[Data items]
BEGIN

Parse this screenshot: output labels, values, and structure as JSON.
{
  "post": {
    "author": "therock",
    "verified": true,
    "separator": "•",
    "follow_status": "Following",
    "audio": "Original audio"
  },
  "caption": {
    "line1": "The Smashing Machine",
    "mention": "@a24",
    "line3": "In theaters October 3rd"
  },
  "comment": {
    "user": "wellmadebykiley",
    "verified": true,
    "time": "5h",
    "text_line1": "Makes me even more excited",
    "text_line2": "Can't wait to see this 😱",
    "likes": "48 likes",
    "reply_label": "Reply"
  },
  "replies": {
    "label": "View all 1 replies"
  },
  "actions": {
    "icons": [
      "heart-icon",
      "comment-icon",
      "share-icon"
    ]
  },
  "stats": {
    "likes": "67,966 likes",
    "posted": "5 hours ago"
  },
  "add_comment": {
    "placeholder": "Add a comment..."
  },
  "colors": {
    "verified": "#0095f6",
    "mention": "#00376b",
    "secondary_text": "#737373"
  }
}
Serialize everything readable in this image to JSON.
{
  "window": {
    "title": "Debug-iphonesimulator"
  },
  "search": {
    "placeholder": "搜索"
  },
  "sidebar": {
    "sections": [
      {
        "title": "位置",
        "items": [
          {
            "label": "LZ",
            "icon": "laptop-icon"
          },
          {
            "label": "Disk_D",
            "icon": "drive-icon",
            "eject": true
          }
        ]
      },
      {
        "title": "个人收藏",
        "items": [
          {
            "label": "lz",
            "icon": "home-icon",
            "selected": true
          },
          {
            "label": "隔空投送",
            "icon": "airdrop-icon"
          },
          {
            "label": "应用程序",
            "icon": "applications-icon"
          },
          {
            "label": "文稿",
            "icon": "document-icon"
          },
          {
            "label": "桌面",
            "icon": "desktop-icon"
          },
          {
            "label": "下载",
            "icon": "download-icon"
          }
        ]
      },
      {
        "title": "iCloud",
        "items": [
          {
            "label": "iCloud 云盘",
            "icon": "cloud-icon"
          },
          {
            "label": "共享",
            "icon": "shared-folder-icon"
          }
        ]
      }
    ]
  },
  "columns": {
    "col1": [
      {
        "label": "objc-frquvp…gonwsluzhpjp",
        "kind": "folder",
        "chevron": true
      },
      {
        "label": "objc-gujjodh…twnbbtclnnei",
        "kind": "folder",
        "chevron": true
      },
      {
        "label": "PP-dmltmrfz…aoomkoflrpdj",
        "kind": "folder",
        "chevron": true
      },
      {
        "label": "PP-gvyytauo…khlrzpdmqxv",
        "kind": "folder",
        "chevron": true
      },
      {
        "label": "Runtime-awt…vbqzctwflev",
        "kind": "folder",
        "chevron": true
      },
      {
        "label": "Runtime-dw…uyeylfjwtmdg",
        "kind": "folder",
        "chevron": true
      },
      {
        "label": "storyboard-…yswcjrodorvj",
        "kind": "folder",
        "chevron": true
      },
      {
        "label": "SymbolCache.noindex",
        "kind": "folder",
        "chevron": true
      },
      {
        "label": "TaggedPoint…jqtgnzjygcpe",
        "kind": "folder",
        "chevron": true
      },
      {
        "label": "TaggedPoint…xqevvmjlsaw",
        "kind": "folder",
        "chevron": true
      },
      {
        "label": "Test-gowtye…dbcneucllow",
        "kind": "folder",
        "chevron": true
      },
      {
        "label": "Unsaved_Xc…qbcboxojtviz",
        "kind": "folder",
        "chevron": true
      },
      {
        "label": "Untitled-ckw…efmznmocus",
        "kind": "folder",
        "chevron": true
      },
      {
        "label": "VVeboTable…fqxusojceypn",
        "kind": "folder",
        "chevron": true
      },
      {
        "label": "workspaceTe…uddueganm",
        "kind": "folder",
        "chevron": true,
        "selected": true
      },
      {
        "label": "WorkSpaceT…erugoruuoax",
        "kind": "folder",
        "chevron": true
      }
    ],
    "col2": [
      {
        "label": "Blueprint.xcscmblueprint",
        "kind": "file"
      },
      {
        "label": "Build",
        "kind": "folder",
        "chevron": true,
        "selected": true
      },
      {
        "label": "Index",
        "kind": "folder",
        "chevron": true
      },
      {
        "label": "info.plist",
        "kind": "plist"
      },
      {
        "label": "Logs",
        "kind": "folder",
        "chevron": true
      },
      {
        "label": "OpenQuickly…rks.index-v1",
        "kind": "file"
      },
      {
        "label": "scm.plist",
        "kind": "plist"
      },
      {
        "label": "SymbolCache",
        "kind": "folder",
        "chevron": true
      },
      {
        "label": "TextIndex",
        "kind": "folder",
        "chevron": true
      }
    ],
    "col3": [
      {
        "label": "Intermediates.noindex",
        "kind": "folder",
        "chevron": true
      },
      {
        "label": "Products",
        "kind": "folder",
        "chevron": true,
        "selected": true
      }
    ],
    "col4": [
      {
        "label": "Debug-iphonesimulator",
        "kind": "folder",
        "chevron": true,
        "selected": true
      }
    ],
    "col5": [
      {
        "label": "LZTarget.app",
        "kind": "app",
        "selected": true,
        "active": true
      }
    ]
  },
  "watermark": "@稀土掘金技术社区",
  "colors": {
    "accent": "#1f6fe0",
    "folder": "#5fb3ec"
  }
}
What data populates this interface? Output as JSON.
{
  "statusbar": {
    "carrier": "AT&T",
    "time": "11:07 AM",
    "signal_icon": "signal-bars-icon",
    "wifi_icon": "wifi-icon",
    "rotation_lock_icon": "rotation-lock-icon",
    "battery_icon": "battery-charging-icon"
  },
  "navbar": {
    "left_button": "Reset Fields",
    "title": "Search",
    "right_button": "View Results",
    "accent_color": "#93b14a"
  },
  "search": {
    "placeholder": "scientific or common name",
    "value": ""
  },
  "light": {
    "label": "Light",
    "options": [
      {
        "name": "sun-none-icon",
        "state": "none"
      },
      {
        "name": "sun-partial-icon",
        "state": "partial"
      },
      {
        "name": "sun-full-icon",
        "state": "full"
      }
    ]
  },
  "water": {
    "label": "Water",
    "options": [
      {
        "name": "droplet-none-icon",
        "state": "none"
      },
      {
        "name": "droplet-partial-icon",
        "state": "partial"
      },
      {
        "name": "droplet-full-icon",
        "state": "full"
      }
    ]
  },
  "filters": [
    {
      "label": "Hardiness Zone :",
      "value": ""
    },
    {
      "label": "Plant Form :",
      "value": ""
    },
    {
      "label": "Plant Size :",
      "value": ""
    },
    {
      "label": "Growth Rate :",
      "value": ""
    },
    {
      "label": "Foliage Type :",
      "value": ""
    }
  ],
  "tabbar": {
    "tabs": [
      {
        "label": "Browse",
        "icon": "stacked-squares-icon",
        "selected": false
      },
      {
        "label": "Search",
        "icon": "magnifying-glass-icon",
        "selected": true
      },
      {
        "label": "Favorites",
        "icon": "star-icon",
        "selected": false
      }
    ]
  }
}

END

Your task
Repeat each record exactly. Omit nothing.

Solution to the exercise
Parse this screenshot: output labels, values, and structure as JSON.
{
  "post": {
    "author": "therock",
    "verified": true,
    "separator": "•",
    "follow_status": "Following",
    "audio": "Original audio"
  },
  "caption": {
    "line1": "The Smashing Machine",
    "mention": "@a24",
    "line3": "In theaters October 3rd"
  },
  "comment": {
    "user": "wellmadebykiley",
    "verified": true,
    "time": "5h",
    "text_line1": "Makes me even more excited",
    "text_line2": "Can't wait to see this 😱",
    "likes": "48 likes",
    "reply_label": "Reply"
  },
  "replies": {
    "label": "View all 1 replies"
  },
  "actions": {
    "icons": [
      "heart-icon",
      "comment-icon",
      "share-icon"
    ]
  },
  "stats": {
    "likes": "67,966 likes",
    "posted": "5 hours ago"
  },
  "add_comment": {
    "placeholder": "Add a comment..."
  },
  "colors": {
    "verified": "#0095f6",
    "mention": "#00376b",
    "secondary_text": "#737373"
  }
}
Serialize everything readable in this image to JSON.
{
  "window": {
    "title": "Debug-iphonesimulator"
  },
  "search": {
    "placeholder": "搜索"
  },
  "sidebar": {
    "sections": [
      {
        "title": "位置",
        "items": [
          {
            "label": "LZ",
            "icon": "laptop-icon"
          },
          {
            "label": "Disk_D",
            "icon": "drive-icon",
            "eject": true
          }
        ]
      },
      {
        "title": "个人收藏",
        "items": [
          {
            "label": "lz",
            "icon": "home-icon",
            "selected": true
          },
          {
            "label": "隔空投送",
            "icon": "airdrop-icon"
          },
          {
            "label": "应用程序",
            "icon": "applications-icon"
          },
          {
            "label": "文稿",
            "icon": "document-icon"
          },
          {
            "label": "桌面",
            "icon": "desktop-icon"
          },
          {
            "label": "下载",
            "icon": "download-icon"
          }
        ]
      },
      {
        "title": "iCloud",
        "items": [
          {
            "label": "iCloud 云盘",
            "icon": "cloud-icon"
          },
          {
            "label": "共享",
            "icon": "shared-folder-icon"
          }
        ]
      }
    ]
  },
  "columns": {
    "col1": [
      {
        "label": "objc-frquvp…gonwsluzhpjp",
        "kind": "folder",
        "chevron": true
      },
      {
        "label": "objc-gujjodh…twnbbtclnnei",
        "kind": "folder",
        "chevron": true
      },
      {
        "label": "PP-dmltmrfz…aoomkoflrpdj",
        "kind": "folder",
        "chevron": true
      },
      {
        "label": "PP-gvyytauo…khlrzpdmqxv",
        "kind": "folder",
        "chevron": true
      },
      {
        "label": "Runtime-awt…vbqzctwflev",
        "kind": "folder",
        "chevron": true
      },
      {
        "label": "Runtime-dw…uyeylfjwtmdg",
        "kind": "folder",
        "chevron": true
      },
      {
        "label": "storyboard-…yswcjrodorvj",
        "kind": "folder",
        "chevron": true
      },
      {
        "label": "SymbolCache.noindex",
        "kind": "folder",
        "chevron": true
      },
      {
        "label": "TaggedPoint…jqtgnzjygcpe",
        "kind": "folder",
        "chevron": true
      },
      {
        "label": "TaggedPoint…xqevvmjlsaw",
        "kind": "folder",
        "chevron": true
      },
      {
        "label": "Test-gowtye…dbcneucllow",
        "kind": "folder",
        "chevron": true
      },
      {
        "label": "Unsaved_Xc…qbcboxojtviz",
        "kind": "folder",
        "chevron": true
      },
      {
        "label": "Untitled-ckw…efmznmocus",
        "kind": "folder",
        "chevron": true
      },
      {
        "label": "VVeboTable…fqxusojceypn",
        "kind": "folder",
        "chevron": true
      },
      {
        "label": "workspaceTe…uddueganm",
        "kind": "folder",
        "chevron": true,
        "selected": true
      },
      {
        "label": "WorkSpaceT…erugoruuoax",
        "kind": "folder",
        "chevron": true
      }
    ],
    "col2": [
      {
        "label": "Blueprint.xcscmblueprint",
        "kind": "file"
      },
      {
        "label": "Build",
        "kind": "folder",
        "chevron": true,
        "selected": true
      },
      {
        "label": "Index",
        "kind": "folder",
        "chevron": true
      },
      {
        "label": "info.plist",
        "kind": "plist"
      },
      {
        "label": "Logs",
        "kind": "folder",
        "chevron": true
      },
      {
        "label": "OpenQuickly…rks.index-v1",
        "kind": "file"
      },
      {
        "label": "scm.plist",
        "kind": "plist"
      },
      {
        "label": "SymbolCache",
        "kind": "folder",
        "chevron": true
      },
      {
        "label": "TextIndex",
        "kind": "folder",
        "chevron": true
      }
    ],
    "col3": [
      {
        "label": "Intermediates.noindex",
        "kind": "folder",
        "chevron": true
      },
      {
        "label": "Products",
        "kind": "folder",
        "chevron": true,
        "selected": true
      }
    ],
    "col4": [
      {
        "label": "Debug-iphonesimulator",
        "kind": "folder",
        "chevron": true,
        "selected": true
      }
    ],
    "col5": [
      {
        "label": "LZTarget.app",
        "kind": "app",
        "selected": true,
        "active": true
      }
    ]
  },
  "watermark": "@稀土掘金技术社区",
  "colors": {
    "accent": "#1f6fe0",
    "folder": "#5fb3ec"
  }
}
What data populates this interface? Output as JSON.
{
  "statusbar": {
    "carrier": "AT&T",
    "time": "11:07 AM",
    "signal_icon": "signal-bars-icon",
    "wifi_icon": "wifi-icon",
    "rotation_lock_icon": "rotation-lock-icon",
    "battery_icon": "battery-charging-icon"
  },
  "navbar": {
    "left_button": "Reset Fields",
    "title": "Search",
    "right_button": "View Results",
    "accent_color": "#93b14a"
  },
  "search": {
    "placeholder": "scientific or common name",
    "value": ""
  },
  "light": {
    "label": "Light",
    "options": [
      {
        "name": "sun-none-icon",
        "state": "none"
      },
      {
        "name": "sun-partial-icon",
        "state": "partial"
      },
      {
        "name": "sun-full-icon",
        "state": "full"
      }
    ]
  },
  "water": {
    "label": "Water",
    "options": [
      {
        "name": "droplet-none-icon",
        "state": "none"
      },
      {
        "name": "droplet-partial-icon",
        "state": "partial"
      },
      {
        "name": "droplet-full-icon",
        "state": "full"
      }
    ]
  },
  "filters": [
    {
      "label": "Hardiness Zone :",
      "value": ""
    },
    {
      "label": "Plant Form :",
      "value": ""
    },
    {
      "label": "Plant Size :",
      "value": ""
    },
    {
      "label": "Growth Rate :",
      "value": ""
    },
    {
      "label": "Foliage Type :",
      "value": ""
    }
  ],
  "tabbar": {
    "tabs": [
      {
        "label": "Browse",
        "icon": "stacked-squares-icon",
        "selected": false
      },
      {
        "label": "Search",
        "icon": "magnifying-glass-icon",
        "selected": true
      },
      {
        "label": "Favorites",
        "icon": "star-icon",
        "selected": false
      }
    ]
  }
}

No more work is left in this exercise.